01 July 2014

Alpine Seduction

Argentine Peak as seen from the Santiago Mine. In the distance is Square Top Mountain...

Part of the ridge of McCellan Mountain looming above the ruins, a corner of bunkhouse roof in the upper right...

I have mentioned the short sweetness, which is mountain summer. Up on the tundra, it's doubly so. It is said for every thousand vertical gained in the mountains is equal to traveling six-hundred miles north in latitude. Another factoid that fascinates me about this place; walking the world and its different environments just by climbing.

At twelve-thousand three hundred, the wildflowers were already in bloom. The sky was that shade of blue and fluffy cotton candy clouds drifted slowly overhead. Sometimes, the wind would kick up, almost Tibetan in its ferocity, reminding us it was a good idea to have jackets.

I really do dig the alpine. The grand panoramas and imposing peaks, so different than the wide open spaces of nowhere of which I grew up on. Its severity, in any season. The type of place one can disappear, whether intentionally or not, and never be heard from again. I find an odd sense of poetry in that.

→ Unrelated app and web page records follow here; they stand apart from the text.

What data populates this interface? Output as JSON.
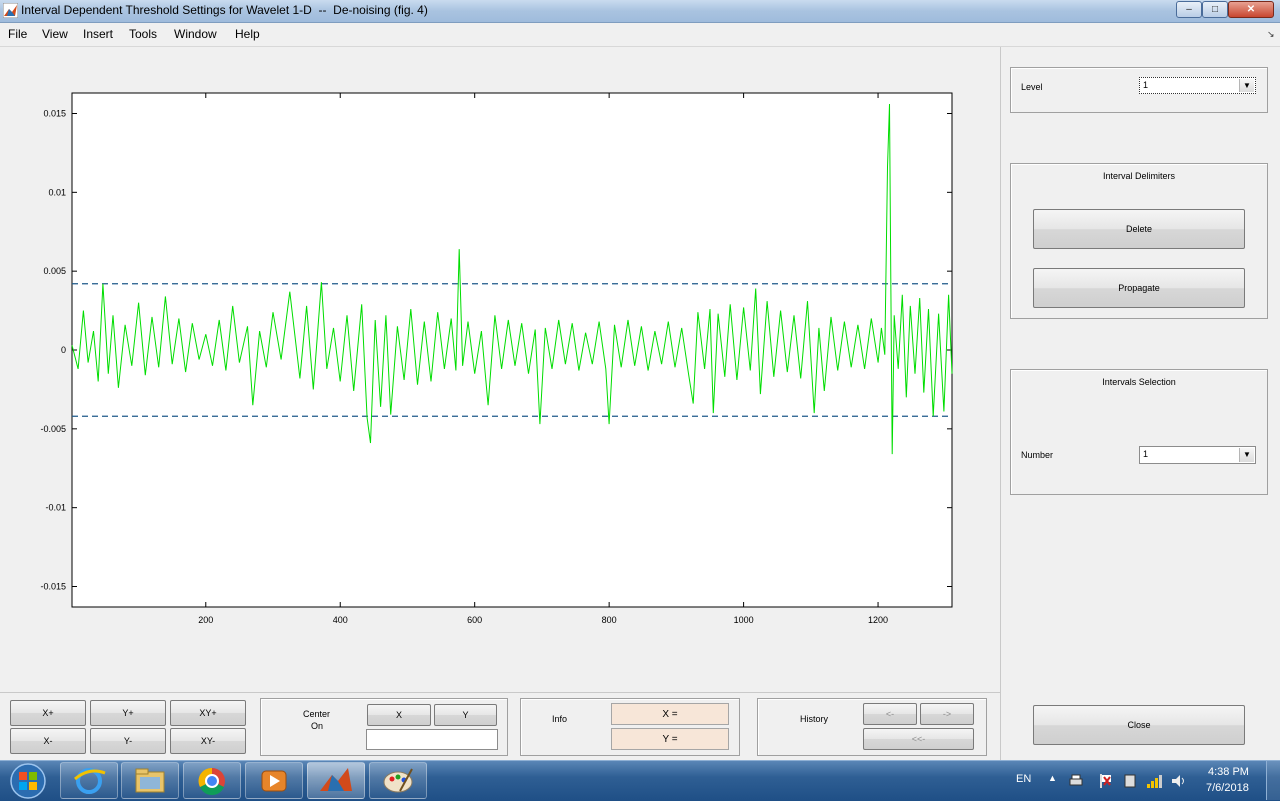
{
  "window": {
    "title": "Interval Dependent Threshold Settings for Wavelet 1-D  --  De-noising (fig. 4)",
    "controls": {
      "minimize": "–",
      "maximize": "□",
      "close": "✕"
    }
  },
  "menu": [
    "File",
    "View",
    "Insert",
    "Tools",
    "Window",
    "Help"
  ],
  "menu_corner_icon": "dock-arrow-icon",
  "chart_data": {
    "type": "line",
    "x_ticks": [
      200,
      400,
      600,
      800,
      1000,
      1200
    ],
    "y_ticks": [
      0.015,
      0.01,
      0.005,
      0,
      -0.005,
      -0.01,
      -0.015
    ],
    "y_tick_labels": [
      "0.015",
      "0.01",
      "0.005",
      "0",
      "-0.005",
      "-0.01",
      "-0.015"
    ],
    "x_tick_labels": [
      "200",
      "400",
      "600",
      "800",
      "1000",
      "1200"
    ],
    "xlim": [
      1,
      1310
    ],
    "ylim": [
      -0.0163,
      0.0163
    ],
    "grid": false,
    "series": [
      {
        "color": "#00dd00",
        "points": [
          [
            1,
            0.0003
          ],
          [
            10,
            -0.0012
          ],
          [
            18,
            0.0025
          ],
          [
            25,
            -0.0008
          ],
          [
            33,
            0.0012
          ],
          [
            40,
            -0.002
          ],
          [
            47,
            0.0042
          ],
          [
            55,
            -0.0015
          ],
          [
            62,
            0.0022
          ],
          [
            70,
            -0.0024
          ],
          [
            80,
            0.0016
          ],
          [
            90,
            -0.001
          ],
          [
            100,
            0.003
          ],
          [
            110,
            -0.0016
          ],
          [
            120,
            0.0021
          ],
          [
            130,
            -0.0011
          ],
          [
            140,
            0.0034
          ],
          [
            150,
            -0.0009
          ],
          [
            160,
            0.002
          ],
          [
            170,
            -0.0014
          ],
          [
            180,
            0.0017
          ],
          [
            190,
            -0.0006
          ],
          [
            200,
            0.001
          ],
          [
            210,
            -0.001
          ],
          [
            220,
            0.0019
          ],
          [
            230,
            -0.0013
          ],
          [
            240,
            0.0028
          ],
          [
            250,
            -0.0008
          ],
          [
            262,
            0.0015
          ],
          [
            270,
            -0.0035
          ],
          [
            280,
            0.0012
          ],
          [
            290,
            -0.0011
          ],
          [
            300,
            0.0024
          ],
          [
            312,
            -0.0006
          ],
          [
            325,
            0.0037
          ],
          [
            340,
            -0.0018
          ],
          [
            350,
            0.0028
          ],
          [
            360,
            -0.0025
          ],
          [
            372,
            0.0043
          ],
          [
            380,
            -0.0012
          ],
          [
            390,
            0.0014
          ],
          [
            400,
            -0.002
          ],
          [
            410,
            0.0022
          ],
          [
            420,
            -0.0026
          ],
          [
            432,
            0.0029
          ],
          [
            440,
            -0.0043
          ],
          [
            445,
            -0.0059
          ],
          [
            452,
            0.0019
          ],
          [
            460,
            -0.0036
          ],
          [
            468,
            0.0022
          ],
          [
            475,
            -0.0041
          ],
          [
            485,
            0.0015
          ],
          [
            495,
            -0.0019
          ],
          [
            505,
            0.0026
          ],
          [
            515,
            -0.0022
          ],
          [
            525,
            0.0018
          ],
          [
            535,
            -0.002
          ],
          [
            545,
            0.0024
          ],
          [
            555,
            -0.0012
          ],
          [
            565,
            0.002
          ],
          [
            572,
            -0.0013
          ],
          [
            577,
            0.0064
          ],
          [
            582,
            -0.001
          ],
          [
            590,
            0.0018
          ],
          [
            600,
            -0.0015
          ],
          [
            610,
            0.0012
          ],
          [
            620,
            -0.0035
          ],
          [
            630,
            0.0022
          ],
          [
            640,
            -0.0012
          ],
          [
            650,
            0.0019
          ],
          [
            660,
            -0.001
          ],
          [
            670,
            0.0017
          ],
          [
            680,
            -0.0015
          ],
          [
            690,
            0.0013
          ],
          [
            697,
            -0.0047
          ],
          [
            705,
            0.0014
          ],
          [
            715,
            -0.0012
          ],
          [
            725,
            0.0019
          ],
          [
            735,
            -0.0009
          ],
          [
            745,
            0.0017
          ],
          [
            755,
            -0.0013
          ],
          [
            765,
            0.0011
          ],
          [
            775,
            -0.0009
          ],
          [
            785,
            0.0018
          ],
          [
            795,
            -0.0012
          ],
          [
            800,
            -0.0047
          ],
          [
            808,
            0.0016
          ],
          [
            818,
            -0.0011
          ],
          [
            828,
            0.0019
          ],
          [
            838,
            -0.001
          ],
          [
            848,
            0.0015
          ],
          [
            858,
            -0.0013
          ],
          [
            868,
            0.0012
          ],
          [
            878,
            -0.0009
          ],
          [
            888,
            0.0018
          ],
          [
            898,
            -0.0011
          ],
          [
            908,
            0.0014
          ],
          [
            918,
            -0.0015
          ],
          [
            925,
            -0.0034
          ],
          [
            932,
            0.0024
          ],
          [
            942,
            -0.0012
          ],
          [
            950,
            0.0026
          ],
          [
            955,
            -0.004
          ],
          [
            962,
            0.0023
          ],
          [
            972,
            -0.0017
          ],
          [
            980,
            0.0029
          ],
          [
            990,
            -0.0019
          ],
          [
            1000,
            0.0027
          ],
          [
            1010,
            -0.0013
          ],
          [
            1018,
            0.0039
          ],
          [
            1025,
            -0.0028
          ],
          [
            1035,
            0.0031
          ],
          [
            1045,
            -0.0017
          ],
          [
            1055,
            0.0025
          ],
          [
            1065,
            -0.0014
          ],
          [
            1075,
            0.0022
          ],
          [
            1085,
            -0.0018
          ],
          [
            1095,
            0.0031
          ],
          [
            1105,
            -0.004
          ],
          [
            1112,
            0.0014
          ],
          [
            1120,
            -0.0026
          ],
          [
            1130,
            0.0021
          ],
          [
            1140,
            -0.0013
          ],
          [
            1150,
            0.0018
          ],
          [
            1160,
            -0.0011
          ],
          [
            1170,
            0.0016
          ],
          [
            1180,
            -0.0012
          ],
          [
            1190,
            0.002
          ],
          [
            1200,
            -0.0008
          ],
          [
            1205,
            0.0014
          ],
          [
            1210,
            -0.0003
          ],
          [
            1214,
            0.0116
          ],
          [
            1217,
            0.0156
          ],
          [
            1219,
            0.0045
          ],
          [
            1221,
            -0.0066
          ],
          [
            1224,
            0.0022
          ],
          [
            1230,
            -0.0012
          ],
          [
            1236,
            0.0035
          ],
          [
            1242,
            -0.003
          ],
          [
            1248,
            0.0028
          ],
          [
            1255,
            -0.0015
          ],
          [
            1262,
            0.0033
          ],
          [
            1268,
            -0.0027
          ],
          [
            1275,
            0.0026
          ],
          [
            1282,
            -0.0042
          ],
          [
            1290,
            0.0023
          ],
          [
            1298,
            -0.0039
          ],
          [
            1305,
            0.0035
          ],
          [
            1310,
            -0.0015
          ]
        ]
      }
    ],
    "thresholds": [
      {
        "value": 0.0042,
        "color": "#1f5a8a",
        "style": "dashed"
      },
      {
        "value": -0.0042,
        "color": "#1f5a8a",
        "style": "dashed"
      }
    ]
  },
  "right_panel": {
    "level": {
      "label": "Level",
      "value": "1"
    },
    "interval_delimiters": {
      "title": "Interval Delimiters",
      "delete_label": "Delete",
      "propagate_label": "Propagate"
    },
    "intervals_selection": {
      "title": "Intervals Selection",
      "number_label": "Number",
      "number_value": "1"
    },
    "close_label": "Close"
  },
  "bottom_toolbar": {
    "zoom": {
      "x_plus": "X+",
      "y_plus": "Y+",
      "xy_plus": "XY+",
      "x_minus": "X-",
      "y_minus": "Y-",
      "xy_minus": "XY-"
    },
    "center_on": {
      "label_line1": "Center",
      "label_line2": "On",
      "x_button": "X",
      "y_button": "Y",
      "value": ""
    },
    "info": {
      "label": "Info",
      "x_field": "X =",
      "y_field": "Y ="
    },
    "history": {
      "label": "History",
      "back": "<-",
      "forward": "->",
      "first": "<<-"
    }
  },
  "taskbar": {
    "apps": [
      {
        "name": "internet-explorer-icon"
      },
      {
        "name": "file-explorer-icon"
      },
      {
        "name": "chrome-icon"
      },
      {
        "name": "media-player-icon"
      },
      {
        "name": "matlab-icon",
        "active": true
      },
      {
        "name": "paint-icon"
      }
    ],
    "tray": {
      "lang": "EN",
      "time": "4:38 PM",
      "date": "7/6/2018"
    },
    "colors": {
      "accent": "#1f4f86"
    }
  }
}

The mill, the whole excuse we used to get up there, had survived the winter well. We delighted in the hubris of a jeeper bogging down in a field of dirty ivory below the ruins. One of our lot, the former dogcatcher-"animal control officer, get it fucking right!"-a man I think of as the Spider Jerusalem of the county, what for his personality and dysfunctional acts of simple humanity, guided a few travelers around the old buildings. I wandered amongst the rocks and wildflowers. It was a good day.

Although some of my wanders promise to take me above the trees, there is a certain comfort that'll I'll be up on the tundra on a steady basis this summer. I even have something of a base camp. The fact I may have to provide a history lesson to random people in four by fours, dirt bikes, and ATVs is simply the price of admission.